Neurons in auditory cortex are sensitive to the probability of stimuli: responses to rare stimuli tend to be stronger than responses to common ones. Here, intra- and extracellular recordings from the auditory cortex of halothane-anesthetized rats revealed the existence of a finer sensitivity to the structure of sound sequences. Using oddball sequences in which the order of stimulus presentations is periodic, we found that tones in periodic sequences evoked smaller responses than the same tones in random sequences. Significant reduction in the responses to the common tones in periodic relative to random sequences occurred even when these tones consisted of 95% of the stimuli in the sequence. The reduction in responses paralleled the complexity of the sound sequences and could not be explained by short-term effects of clusters of deviants on succeeding standards. We conclude that neurons in auditory cortex are sensitive to the detailed structure of sound sequences over timescales of minutes.
Bibliographical noteFunding Information:
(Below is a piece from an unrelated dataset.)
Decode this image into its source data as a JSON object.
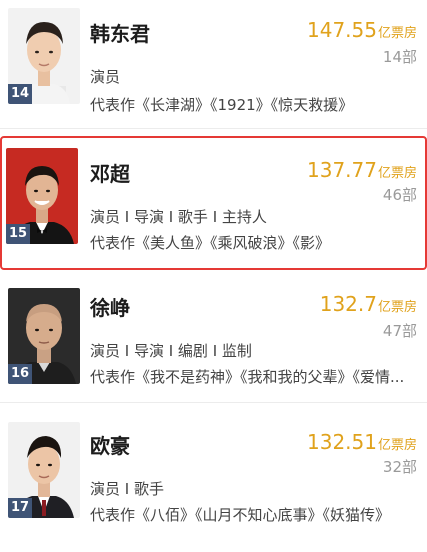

Support for this research was provided by grants to I.N. from GIF, the German-Israeli Foundation for Scientific Research and Development; the Israel Science Foundation (ISF); the Israeli Ministry of Health under the framework of ERA-Net NEURON; by a generous donation of the Bnei Brith Leo Baeck (London) Lodge; and by the Gatsby Charitable Foundation.